**Brief**
Output all records exactly.

**Supplied data**
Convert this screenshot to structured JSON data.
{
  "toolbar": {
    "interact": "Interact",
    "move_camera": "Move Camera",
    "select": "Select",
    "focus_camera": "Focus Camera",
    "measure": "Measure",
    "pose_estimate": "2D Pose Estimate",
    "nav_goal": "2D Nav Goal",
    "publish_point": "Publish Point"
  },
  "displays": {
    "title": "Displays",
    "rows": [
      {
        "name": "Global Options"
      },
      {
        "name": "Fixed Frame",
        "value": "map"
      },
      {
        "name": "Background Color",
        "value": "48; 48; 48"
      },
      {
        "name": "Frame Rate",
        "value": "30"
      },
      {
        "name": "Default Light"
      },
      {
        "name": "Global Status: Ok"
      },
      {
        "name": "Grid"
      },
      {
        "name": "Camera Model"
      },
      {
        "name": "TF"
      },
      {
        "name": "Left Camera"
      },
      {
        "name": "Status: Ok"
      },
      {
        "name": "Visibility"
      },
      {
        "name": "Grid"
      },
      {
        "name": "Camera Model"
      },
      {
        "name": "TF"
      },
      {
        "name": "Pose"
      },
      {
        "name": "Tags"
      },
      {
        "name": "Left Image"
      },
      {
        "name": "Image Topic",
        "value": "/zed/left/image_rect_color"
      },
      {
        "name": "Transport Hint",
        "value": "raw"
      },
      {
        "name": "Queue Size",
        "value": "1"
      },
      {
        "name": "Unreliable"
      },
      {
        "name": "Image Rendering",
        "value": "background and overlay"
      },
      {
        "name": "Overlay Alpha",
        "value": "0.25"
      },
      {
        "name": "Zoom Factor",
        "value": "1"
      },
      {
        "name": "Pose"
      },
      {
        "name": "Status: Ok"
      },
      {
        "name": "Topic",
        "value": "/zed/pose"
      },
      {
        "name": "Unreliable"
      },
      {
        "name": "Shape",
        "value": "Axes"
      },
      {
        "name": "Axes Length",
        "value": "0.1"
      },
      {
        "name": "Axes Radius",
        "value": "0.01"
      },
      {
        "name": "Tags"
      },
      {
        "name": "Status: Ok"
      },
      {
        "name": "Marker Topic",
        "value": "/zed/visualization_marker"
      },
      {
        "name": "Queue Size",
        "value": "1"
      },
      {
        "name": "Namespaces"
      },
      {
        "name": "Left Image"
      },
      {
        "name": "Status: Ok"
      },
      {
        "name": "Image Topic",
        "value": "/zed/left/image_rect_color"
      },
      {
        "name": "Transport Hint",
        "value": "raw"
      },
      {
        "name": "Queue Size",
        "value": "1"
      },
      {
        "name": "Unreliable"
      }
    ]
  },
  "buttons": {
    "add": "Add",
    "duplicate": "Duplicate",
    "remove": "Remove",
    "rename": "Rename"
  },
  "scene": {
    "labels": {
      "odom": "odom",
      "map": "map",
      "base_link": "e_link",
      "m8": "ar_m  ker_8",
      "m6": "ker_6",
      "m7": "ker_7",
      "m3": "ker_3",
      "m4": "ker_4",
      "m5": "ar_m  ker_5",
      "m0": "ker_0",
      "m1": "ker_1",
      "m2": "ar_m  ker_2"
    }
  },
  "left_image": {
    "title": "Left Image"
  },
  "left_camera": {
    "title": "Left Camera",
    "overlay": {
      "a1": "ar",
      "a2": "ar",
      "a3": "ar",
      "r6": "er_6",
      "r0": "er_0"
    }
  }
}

**Answer below**
Convert this screenshot to structured JSON data.
{
  "toolbar": {
    "interact": "Interact",
    "move_camera": "Move Camera",
    "select": "Select",
    "focus_camera": "Focus Camera",
    "measure": "Measure",
    "pose_estimate": "2D Pose Estimate",
    "nav_goal": "2D Nav Goal",
    "publish_point": "Publish Point"
  },
  "displays": {
    "title": "Displays",
    "rows": [
      {
        "name": "Global Options"
      },
      {
        "name": "Fixed Frame",
        "value": "map"
      },
      {
        "name": "Background Color",
        "value": "48; 48; 48"
      },
      {
        "name": "Frame Rate",
        "value": "30"
      },
      {
        "name": "Default Light"
      },
      {
        "name": "Global Status: Ok"
      },
      {
        "name": "Grid"
      },
      {
        "name": "Camera Model"
      },
      {
        "name": "TF"
      },
      {
        "name": "Left Camera"
      },
      {
        "name": "Status: Ok"
      },
      {
        "name": "Visibility"
      },
      {
        "name": "Grid"
      },
      {
        "name": "Camera Model"
      },
      {
        "name": "TF"
      },
      {
        "name": "Pose"
      },
      {
        "name": "Tags"
      },
      {
        "name": "Left Image"
      },
      {
        "name": "Image Topic",
        "value": "/zed/left/image_rect_color"
      },
      {
        "name": "Transport Hint",
        "value": "raw"
      },
      {
        "name": "Queue Size",
        "value": "1"
      },
      {
        "name": "Unreliable"
      },
      {
        "name": "Image Rendering",
        "value": "background and overlay"
      },
      {
        "name": "Overlay Alpha",
        "value": "0.25"
      },
      {
        "name": "Zoom Factor",
        "value": "1"
      },
      {
        "name": "Pose"
      },
      {
        "name": "Status: Ok"
      },
      {
        "name": "Topic",
        "value": "/zed/pose"
      },
      {
        "name": "Unreliable"
      },
      {
        "name": "Shape",
        "value": "Axes"
      },
      {
        "name": "Axes Length",
        "value": "0.1"
      },
      {
        "name": "Axes Radius",
        "value": "0.01"
      },
      {
        "name": "Tags"
      },
      {
        "name": "Status: Ok"
      },
      {
        "name": "Marker Topic",
        "value": "/zed/visualization_marker"
      },
      {
        "name": "Queue Size",
        "value": "1"
      },
      {
        "name": "Namespaces"
      },
      {
        "name": "Left Image"
      },
      {
        "name": "Status: Ok"
      },
      {
        "name": "Image Topic",
        "value": "/zed/left/image_rect_color"
      },
      {
        "name": "Transport Hint",
        "value": "raw"
      },
      {
        "name": "Queue Size",
        "value": "1"
      },
      {
        "name": "Unreliable"
      }
    ]
  },
  "buttons": {
    "add": "Add",
    "duplicate": "Duplicate",
    "remove": "Remove",
    "rename": "Rename"
  },
  "scene": {
    "labels": {
      "odom": "odom",
      "map": "map",
      "base_link": "e_link",
      "m8": "ar_m  ker_8",
      "m6": "ker_6",
      "m7": "ker_7",
      "m3": "ker_3",
      "m4": "ker_4",
      "m5": "ar_m  ker_5",
      "m0": "ker_0",
      "m1": "ker_1",
      "m2": "ar_m  ker_2"
    }
  },
  "left_image": {
    "title": "Left Image"
  },
  "left_camera": {
    "title": "Left Camera",
    "overlay": {
      "a1": "ar",
      "a2": "ar",
      "a3": "ar",
      "r6": "er_6",
      "r0": "er_0"
    }
  }
}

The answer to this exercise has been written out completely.